Task statement – Reproduce each record below in full, word for word, without images.

▼

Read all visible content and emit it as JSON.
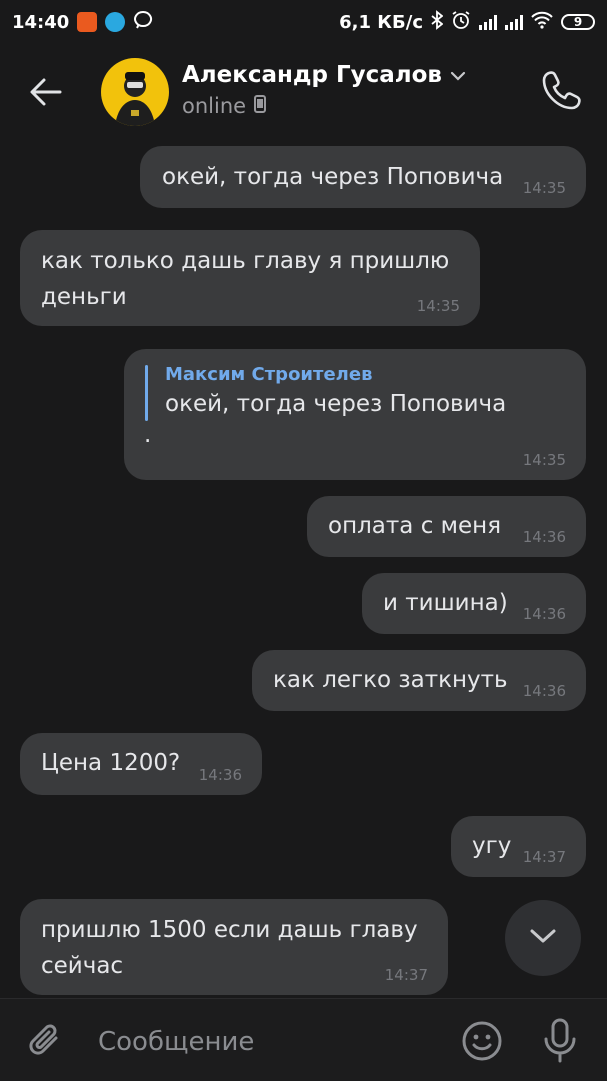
{
  "status_bar": {
    "time": "14:40",
    "net_speed": "6,1 КБ/с",
    "battery": "9"
  },
  "header": {
    "contact_name": "Александр Гусалов",
    "status": "online"
  },
  "messages": [
    {
      "side": "out",
      "text": "окей, тогда через Поповича",
      "time": "14:35"
    },
    {
      "side": "in",
      "text": "как только дашь главу я пришлю\nденьги",
      "time": "14:35"
    },
    {
      "side": "out",
      "reply_author": "Максим Строителев",
      "reply_text": "окей, тогда через Поповича",
      "text": ".",
      "time": "14:35"
    },
    {
      "side": "out",
      "text": "оплата с меня",
      "time": "14:36"
    },
    {
      "side": "out",
      "text": "и тишина)",
      "time": "14:36"
    },
    {
      "side": "out",
      "text": "как легко заткнуть",
      "time": "14:36"
    },
    {
      "side": "in",
      "text": "Цена 1200?",
      "time": "14:36"
    },
    {
      "side": "out",
      "text": "угу",
      "time": "14:37"
    },
    {
      "side": "in",
      "text": "пришлю 1500 если дашь главу\nсейчас",
      "time": "14:37"
    }
  ],
  "composer": {
    "placeholder": "Сообщение"
  },
  "colors": {
    "background": "#19191a",
    "bubble": "#3a3b3d",
    "accent": "#71aaeb",
    "avatar_bg": "#f2c20c"
  }
}
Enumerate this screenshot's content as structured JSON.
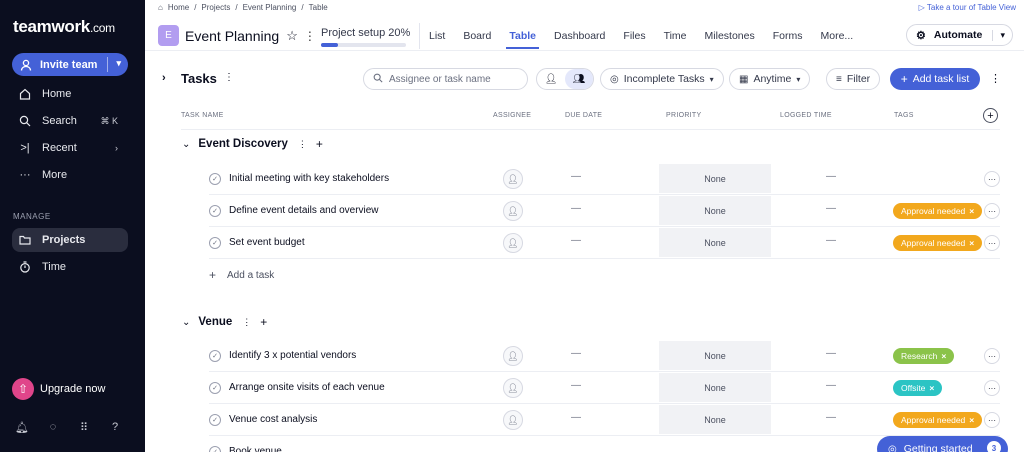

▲

Solution for this task –
Read all visible content and emit it as JSON.
{
  "status_bar": {
    "time": "14:40",
    "net_speed": "6,1 КБ/с",
    "battery": "9"
  },
  "header": {
    "contact_name": "Александр Гусалов",
    "status": "online"
  },
  "messages": [
    {
      "side": "out",
      "text": "окей, тогда через Поповича",
      "time": "14:35"
    },
    {
      "side": "in",
      "text": "как только дашь главу я пришлю\nденьги",
      "time": "14:35"
    },
    {
      "side": "out",
      "reply_author": "Максим Строителев",
      "reply_text": "окей, тогда через Поповича",
      "text": ".",
      "time": "14:35"
    },
    {
      "side": "out",
      "text": "оплата с меня",
      "time": "14:36"
    },
    {
      "side": "out",
      "text": "и тишина)",
      "time": "14:36"
    },
    {
      "side": "out",
      "text": "как легко заткнуть",
      "time": "14:36"
    },
    {
      "side": "in",
      "text": "Цена 1200?",
      "time": "14:36"
    },
    {
      "side": "out",
      "text": "угу",
      "time": "14:37"
    },
    {
      "side": "in",
      "text": "пришлю 1500 если дашь главу\nсейчас",
      "time": "14:37"
    }
  ],
  "composer": {
    "placeholder": "Сообщение"
  },
  "colors": {
    "background": "#19191a",
    "bubble": "#3a3b3d",
    "accent": "#71aaeb",
    "avatar_bg": "#f2c20c"
  }
}
Enumerate this screenshot's content as structured JSON.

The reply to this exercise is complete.